The new issue of the Hoover Digest has this interesting tidbit.

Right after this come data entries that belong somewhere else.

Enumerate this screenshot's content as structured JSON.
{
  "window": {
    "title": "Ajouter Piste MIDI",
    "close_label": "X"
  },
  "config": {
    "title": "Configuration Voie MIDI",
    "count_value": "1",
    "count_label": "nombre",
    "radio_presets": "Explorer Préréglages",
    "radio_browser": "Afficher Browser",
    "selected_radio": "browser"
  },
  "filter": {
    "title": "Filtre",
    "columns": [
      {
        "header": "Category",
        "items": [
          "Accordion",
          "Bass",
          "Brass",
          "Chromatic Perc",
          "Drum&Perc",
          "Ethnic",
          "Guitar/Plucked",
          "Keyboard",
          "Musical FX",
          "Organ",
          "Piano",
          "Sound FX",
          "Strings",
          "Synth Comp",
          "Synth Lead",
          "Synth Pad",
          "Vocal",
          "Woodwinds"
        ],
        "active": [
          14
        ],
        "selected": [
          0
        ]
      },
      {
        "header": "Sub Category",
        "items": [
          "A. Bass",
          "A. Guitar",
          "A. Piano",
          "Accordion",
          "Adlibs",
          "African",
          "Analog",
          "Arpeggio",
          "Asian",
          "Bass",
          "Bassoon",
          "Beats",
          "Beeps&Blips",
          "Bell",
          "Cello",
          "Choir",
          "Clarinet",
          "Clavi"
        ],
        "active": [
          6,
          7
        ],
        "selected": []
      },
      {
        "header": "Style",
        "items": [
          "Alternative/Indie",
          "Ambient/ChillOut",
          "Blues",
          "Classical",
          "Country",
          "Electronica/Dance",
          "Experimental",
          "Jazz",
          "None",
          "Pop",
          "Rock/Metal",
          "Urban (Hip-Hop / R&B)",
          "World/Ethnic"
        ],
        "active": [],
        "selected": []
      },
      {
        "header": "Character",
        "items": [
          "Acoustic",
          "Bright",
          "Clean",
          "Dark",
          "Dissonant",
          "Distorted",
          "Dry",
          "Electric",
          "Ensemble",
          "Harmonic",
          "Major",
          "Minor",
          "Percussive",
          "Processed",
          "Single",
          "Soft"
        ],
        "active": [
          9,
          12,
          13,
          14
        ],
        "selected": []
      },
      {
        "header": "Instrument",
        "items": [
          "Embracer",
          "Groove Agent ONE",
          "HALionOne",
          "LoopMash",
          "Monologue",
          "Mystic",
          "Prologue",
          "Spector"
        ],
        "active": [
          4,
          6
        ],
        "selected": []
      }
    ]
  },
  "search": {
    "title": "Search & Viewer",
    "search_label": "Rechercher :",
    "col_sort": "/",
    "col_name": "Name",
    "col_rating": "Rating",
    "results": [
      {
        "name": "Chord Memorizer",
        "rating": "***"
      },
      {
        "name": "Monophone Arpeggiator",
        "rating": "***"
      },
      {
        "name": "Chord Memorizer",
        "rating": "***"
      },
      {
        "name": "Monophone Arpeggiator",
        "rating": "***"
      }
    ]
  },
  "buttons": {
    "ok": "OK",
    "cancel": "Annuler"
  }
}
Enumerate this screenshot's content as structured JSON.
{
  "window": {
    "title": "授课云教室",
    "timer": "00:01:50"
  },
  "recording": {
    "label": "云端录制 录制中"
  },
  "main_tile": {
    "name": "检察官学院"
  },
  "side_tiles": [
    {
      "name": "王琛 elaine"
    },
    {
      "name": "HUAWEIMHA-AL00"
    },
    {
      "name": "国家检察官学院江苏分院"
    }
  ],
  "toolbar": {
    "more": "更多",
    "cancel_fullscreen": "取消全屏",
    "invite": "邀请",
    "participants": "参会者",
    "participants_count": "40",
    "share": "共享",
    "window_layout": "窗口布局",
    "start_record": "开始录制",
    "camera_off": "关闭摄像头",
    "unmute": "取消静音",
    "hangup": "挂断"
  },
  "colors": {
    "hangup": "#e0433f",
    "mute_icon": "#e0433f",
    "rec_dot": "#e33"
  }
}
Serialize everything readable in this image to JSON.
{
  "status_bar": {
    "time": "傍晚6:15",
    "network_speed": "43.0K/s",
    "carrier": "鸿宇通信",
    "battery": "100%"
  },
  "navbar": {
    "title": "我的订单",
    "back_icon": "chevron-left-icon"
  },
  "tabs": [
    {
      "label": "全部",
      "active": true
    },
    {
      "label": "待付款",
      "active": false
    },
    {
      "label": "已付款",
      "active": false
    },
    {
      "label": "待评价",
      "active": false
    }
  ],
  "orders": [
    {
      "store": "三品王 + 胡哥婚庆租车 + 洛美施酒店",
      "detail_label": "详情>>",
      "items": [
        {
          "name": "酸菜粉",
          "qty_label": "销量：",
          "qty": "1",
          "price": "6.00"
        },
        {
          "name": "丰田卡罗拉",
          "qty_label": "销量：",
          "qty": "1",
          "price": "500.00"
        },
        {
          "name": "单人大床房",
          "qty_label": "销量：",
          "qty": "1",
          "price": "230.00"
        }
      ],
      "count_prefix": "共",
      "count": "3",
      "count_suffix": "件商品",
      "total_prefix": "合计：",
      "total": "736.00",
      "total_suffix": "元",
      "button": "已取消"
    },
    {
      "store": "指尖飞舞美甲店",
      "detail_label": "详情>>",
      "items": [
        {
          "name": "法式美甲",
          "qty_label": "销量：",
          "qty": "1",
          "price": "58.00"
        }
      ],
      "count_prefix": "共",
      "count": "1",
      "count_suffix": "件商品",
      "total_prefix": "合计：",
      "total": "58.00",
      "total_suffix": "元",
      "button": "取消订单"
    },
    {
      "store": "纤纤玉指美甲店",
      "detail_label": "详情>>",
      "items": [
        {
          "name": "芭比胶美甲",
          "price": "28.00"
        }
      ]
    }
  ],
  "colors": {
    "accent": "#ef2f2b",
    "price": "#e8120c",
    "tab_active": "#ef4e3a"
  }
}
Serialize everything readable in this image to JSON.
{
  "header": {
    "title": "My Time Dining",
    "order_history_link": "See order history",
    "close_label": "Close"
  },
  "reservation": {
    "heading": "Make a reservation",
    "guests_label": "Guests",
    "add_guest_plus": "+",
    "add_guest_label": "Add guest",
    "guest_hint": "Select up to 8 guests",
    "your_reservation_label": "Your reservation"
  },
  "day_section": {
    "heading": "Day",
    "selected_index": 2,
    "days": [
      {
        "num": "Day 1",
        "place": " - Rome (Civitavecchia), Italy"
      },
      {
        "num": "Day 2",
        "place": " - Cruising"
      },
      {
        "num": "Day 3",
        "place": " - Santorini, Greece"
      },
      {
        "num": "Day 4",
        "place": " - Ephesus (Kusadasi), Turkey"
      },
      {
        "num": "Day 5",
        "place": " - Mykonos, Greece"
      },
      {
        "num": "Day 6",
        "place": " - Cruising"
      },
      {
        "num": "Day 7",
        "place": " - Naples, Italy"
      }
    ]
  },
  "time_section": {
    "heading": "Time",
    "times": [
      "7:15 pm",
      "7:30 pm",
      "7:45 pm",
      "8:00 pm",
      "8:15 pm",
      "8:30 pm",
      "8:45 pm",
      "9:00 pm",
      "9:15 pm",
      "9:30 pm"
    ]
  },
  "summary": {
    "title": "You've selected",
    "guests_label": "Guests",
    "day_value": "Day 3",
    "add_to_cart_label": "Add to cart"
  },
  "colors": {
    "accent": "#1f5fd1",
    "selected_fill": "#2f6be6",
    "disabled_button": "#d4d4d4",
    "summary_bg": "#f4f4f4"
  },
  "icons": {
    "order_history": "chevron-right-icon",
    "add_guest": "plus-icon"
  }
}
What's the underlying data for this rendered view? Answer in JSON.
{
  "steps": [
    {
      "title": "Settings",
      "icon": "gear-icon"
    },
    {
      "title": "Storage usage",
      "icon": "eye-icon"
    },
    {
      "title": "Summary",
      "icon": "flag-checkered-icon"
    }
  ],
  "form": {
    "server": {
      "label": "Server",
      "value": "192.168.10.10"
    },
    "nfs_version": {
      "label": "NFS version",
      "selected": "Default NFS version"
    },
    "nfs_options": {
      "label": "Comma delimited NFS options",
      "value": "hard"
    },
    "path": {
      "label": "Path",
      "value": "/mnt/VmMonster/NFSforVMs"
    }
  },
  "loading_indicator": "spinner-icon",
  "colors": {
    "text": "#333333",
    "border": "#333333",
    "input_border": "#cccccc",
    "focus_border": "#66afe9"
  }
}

Maria Botchkareva, a Russian peasant who fled an abusive family life to join the Imperial Russian Army in 1914, was the war’s most famous female soldier. She was not alone: an estimated 400 to 1,000 women and girls enlisted in the tsar’s army. Botchkareva faced ridicule and sexual harassment, as did other female soldiers, but she proved herself in battle. After the Romanovs fell in March 1917, the Provisional Government allowed her to form the Women’s Battalion of Death, whose heroic example, she hoped, would shame demoralized Russian men into resuming the fight against Germany and Austria.